The draw through the entire first third has been fantastic, almost no resistance, but producing massive amounts of smoke. If only everything smoked this easily. Ash is sort of flowering at the very foot, but not more than the first 1/4 inch, so I can't explain the cause. The rest of the ash holding is firm, tight even, and bright white in color, displaying tons of little tooth bumps. Burn line is straight and even. Flavor in the first third remains much the same as the initial profile. Pepper up front, followed by sweet earthy tobacco, a little black coffee, and then a smooth peppery spice that lingers. Through the nose I pick up just a little chocolate, as well as more pepper.
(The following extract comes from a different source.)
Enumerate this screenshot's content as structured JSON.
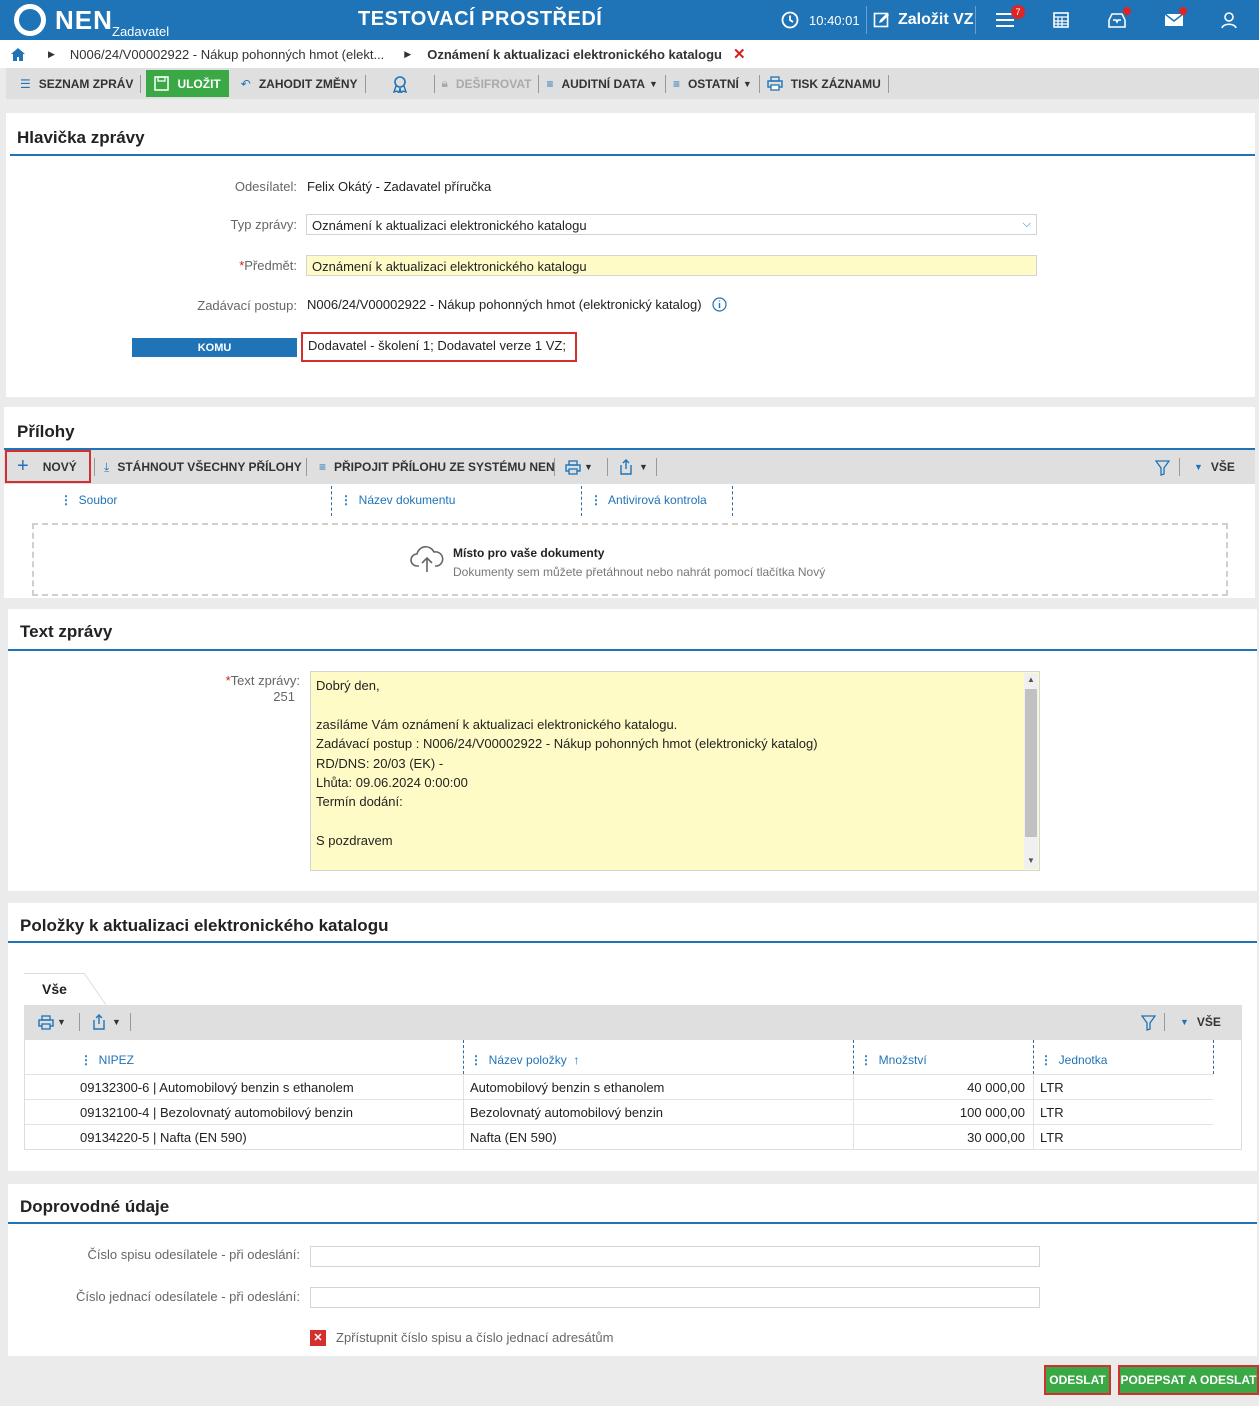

Getting a little way into the second third, the coffee flavor still is present in the middle, but a stronger cocoa has moved in on the finish. The pepper is mellowed a bit, which is not atypical when black pepper flavors are present. It is still here, just less powerful and biting. Overall I would describe the only changes in the second third as a mellowing, and smoothing of flavor, plus the addition of a cocoa note that is very nice. The burn line, and general performance continues to be flawless. The body is medium to full at present. Not feeling much in terms of nicotine right now, but the overall experience is fairly deep hitting, earthy and round.

Just prior to the start of the final third the smoke becomes suddenly, over the course of one of two draws, much bolder. The strength has come up a bit as well. Nothing unpleasant or a poor transition. The flavor remains mostly cocoa and coffee, with an earthy overall tone to it. Deep and powerful, but now bolder and more biting on the palette, the cocoa is sweeter, and coffee more bitter, and the pepper, still smooth but a little more... tingling. Performance remains flawless. Pete has said before that he doesn't care how a cigar burns, as long as it tastes great, well I for one am glad that Pepin and his rollers care, because a burn this perfect makes for a very laid back, relaxing smoke. I haven't had to touch my lighter once since the initial toasting and lighting, which is rare, even among the most high end cigars I have had.

With about an inch and a quarter remaining, I would call the sudden change... buttery, with a slight nuttiness. Coffee and cocoa are still present, but only in a sort of flighty, brief manner, followed by a creamy flavor, with a hot pepper on the finish.

Ended at 1:10am for a total smoke time of one hour and 35 minutes. I have to say, I am a fan of Tatuaje cigars in general, but this one is just so consistent, flavorful, and balanced that it certainly counts among my favorites. I am just glad I have some more in the humidor. Very good. I think this is a perfect example of a well blended cigar. Complex, not overwhelming, strong, but not too strong, and with a distinct, delicious flavor profile. Oh, and the PERFECT performance doesn't hurt either. As you can see, I smoked this one down to the very end.